__EXERCISE INSTRUCTIONS__
An exact copy of every entry is the answer here, with no pictures.

★ ★ ★ ★ ★ ★ ★

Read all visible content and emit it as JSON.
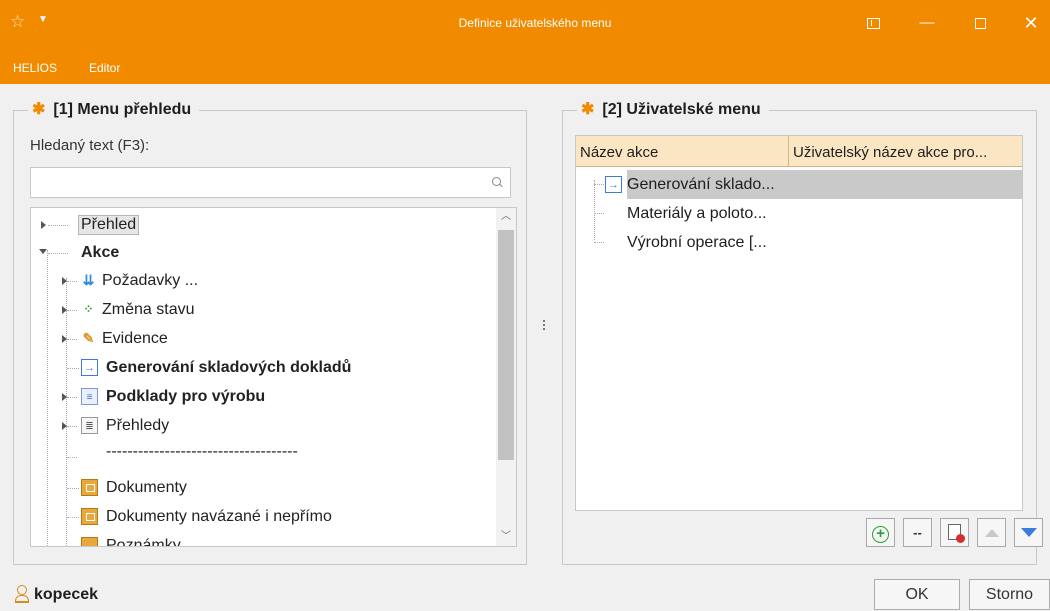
{
  "window": {
    "title": "Definice uživatelského menu",
    "icons": [
      "app-star-icon",
      "quick-access-icon",
      "pin-icon",
      "minimize-icon",
      "maximize-icon",
      "close-icon"
    ],
    "accent_color": "#f28a00"
  },
  "menubar": {
    "items": [
      "HELIOS",
      "Editor"
    ]
  },
  "left_panel": {
    "title": "[1] Menu přehledu",
    "search_label": "Hledaný text (F3):",
    "search_value": "",
    "tree": [
      {
        "label": "Přehled",
        "level": 0,
        "expander": "collapsed",
        "bold": false,
        "icon": null,
        "highlighted": true
      },
      {
        "label": "Akce",
        "level": 0,
        "expander": "expanded",
        "bold": true,
        "icon": null
      },
      {
        "label": "Požadavky ...",
        "level": 1,
        "expander": "collapsed",
        "bold": false,
        "icon": "stack-icon"
      },
      {
        "label": "Změna stavu",
        "level": 1,
        "expander": "collapsed",
        "bold": false,
        "icon": "workflow-icon"
      },
      {
        "label": "Evidence",
        "level": 1,
        "expander": "collapsed",
        "bold": false,
        "icon": "pencil-icon"
      },
      {
        "label": "Generování skladových dokladů",
        "level": 1,
        "expander": null,
        "bold": true,
        "icon": "arrow-document-icon"
      },
      {
        "label": "Podklady pro výrobu",
        "level": 1,
        "expander": "collapsed",
        "bold": true,
        "icon": "book-icon"
      },
      {
        "label": "Přehledy",
        "level": 1,
        "expander": "collapsed",
        "bold": false,
        "icon": "list-icon"
      },
      {
        "label": "------------------------------------",
        "level": 1,
        "expander": null,
        "bold": false,
        "icon": null
      },
      {
        "label": "Dokumenty",
        "level": 1,
        "expander": null,
        "bold": false,
        "icon": "folder-icon"
      },
      {
        "label": "Dokumenty navázané i nepřímo",
        "level": 1,
        "expander": null,
        "bold": false,
        "icon": "folder-icon"
      },
      {
        "label": "Poznámky",
        "level": 1,
        "expander": null,
        "bold": false,
        "icon": "note-icon"
      }
    ]
  },
  "right_panel": {
    "title": "[2] Uživatelské menu",
    "columns": [
      "Název akce",
      "Uživatelský název akce pro..."
    ],
    "rows": [
      {
        "name": "Generování sklado...",
        "user_name": "",
        "selected": true,
        "icon": "arrow-document-icon"
      },
      {
        "name": "Materiály a poloto...",
        "user_name": "",
        "selected": false,
        "icon": null
      },
      {
        "name": "Výrobní operace [...",
        "user_name": "",
        "selected": false,
        "icon": null
      }
    ],
    "toolbar": {
      "add_icon": "add-circle-icon",
      "separator_label": "--",
      "delete_icon": "delete-document-icon",
      "up_icon": "move-up-icon",
      "down_icon": "move-down-icon"
    }
  },
  "status": {
    "user": "kopecek",
    "user_icon": "user-icon"
  },
  "buttons": {
    "ok": "OK",
    "cancel": "Storno"
  }
}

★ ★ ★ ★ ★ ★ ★

__EXERCISE OUTPUT__
Read all visible content and emit it as JSON.
{
  "window": {
    "title": "Definice uživatelského menu",
    "icons": [
      "app-star-icon",
      "quick-access-icon",
      "pin-icon",
      "minimize-icon",
      "maximize-icon",
      "close-icon"
    ],
    "accent_color": "#f28a00"
  },
  "menubar": {
    "items": [
      "HELIOS",
      "Editor"
    ]
  },
  "left_panel": {
    "title": "[1] Menu přehledu",
    "search_label": "Hledaný text (F3):",
    "search_value": "",
    "tree": [
      {
        "label": "Přehled",
        "level": 0,
        "expander": "collapsed",
        "bold": false,
        "icon": null,
        "highlighted": true
      },
      {
        "label": "Akce",
        "level": 0,
        "expander": "expanded",
        "bold": true,
        "icon": null
      },
      {
        "label": "Požadavky ...",
        "level": 1,
        "expander": "collapsed",
        "bold": false,
        "icon": "stack-icon"
      },
      {
        "label": "Změna stavu",
        "level": 1,
        "expander": "collapsed",
        "bold": false,
        "icon": "workflow-icon"
      },
      {
        "label": "Evidence",
        "level": 1,
        "expander": "collapsed",
        "bold": false,
        "icon": "pencil-icon"
      },
      {
        "label": "Generování skladových dokladů",
        "level": 1,
        "expander": null,
        "bold": true,
        "icon": "arrow-document-icon"
      },
      {
        "label": "Podklady pro výrobu",
        "level": 1,
        "expander": "collapsed",
        "bold": true,
        "icon": "book-icon"
      },
      {
        "label": "Přehledy",
        "level": 1,
        "expander": "collapsed",
        "bold": false,
        "icon": "list-icon"
      },
      {
        "label": "------------------------------------",
        "level": 1,
        "expander": null,
        "bold": false,
        "icon": null
      },
      {
        "label": "Dokumenty",
        "level": 1,
        "expander": null,
        "bold": false,
        "icon": "folder-icon"
      },
      {
        "label": "Dokumenty navázané i nepřímo",
        "level": 1,
        "expander": null,
        "bold": false,
        "icon": "folder-icon"
      },
      {
        "label": "Poznámky",
        "level": 1,
        "expander": null,
        "bold": false,
        "icon": "note-icon"
      }
    ]
  },
  "right_panel": {
    "title": "[2] Uživatelské menu",
    "columns": [
      "Název akce",
      "Uživatelský název akce pro..."
    ],
    "rows": [
      {
        "name": "Generování sklado...",
        "user_name": "",
        "selected": true,
        "icon": "arrow-document-icon"
      },
      {
        "name": "Materiály a poloto...",
        "user_name": "",
        "selected": false,
        "icon": null
      },
      {
        "name": "Výrobní operace [...",
        "user_name": "",
        "selected": false,
        "icon": null
      }
    ],
    "toolbar": {
      "add_icon": "add-circle-icon",
      "separator_label": "--",
      "delete_icon": "delete-document-icon",
      "up_icon": "move-up-icon",
      "down_icon": "move-down-icon"
    }
  },
  "status": {
    "user": "kopecek",
    "user_icon": "user-icon"
  },
  "buttons": {
    "ok": "OK",
    "cancel": "Storno"
  }
}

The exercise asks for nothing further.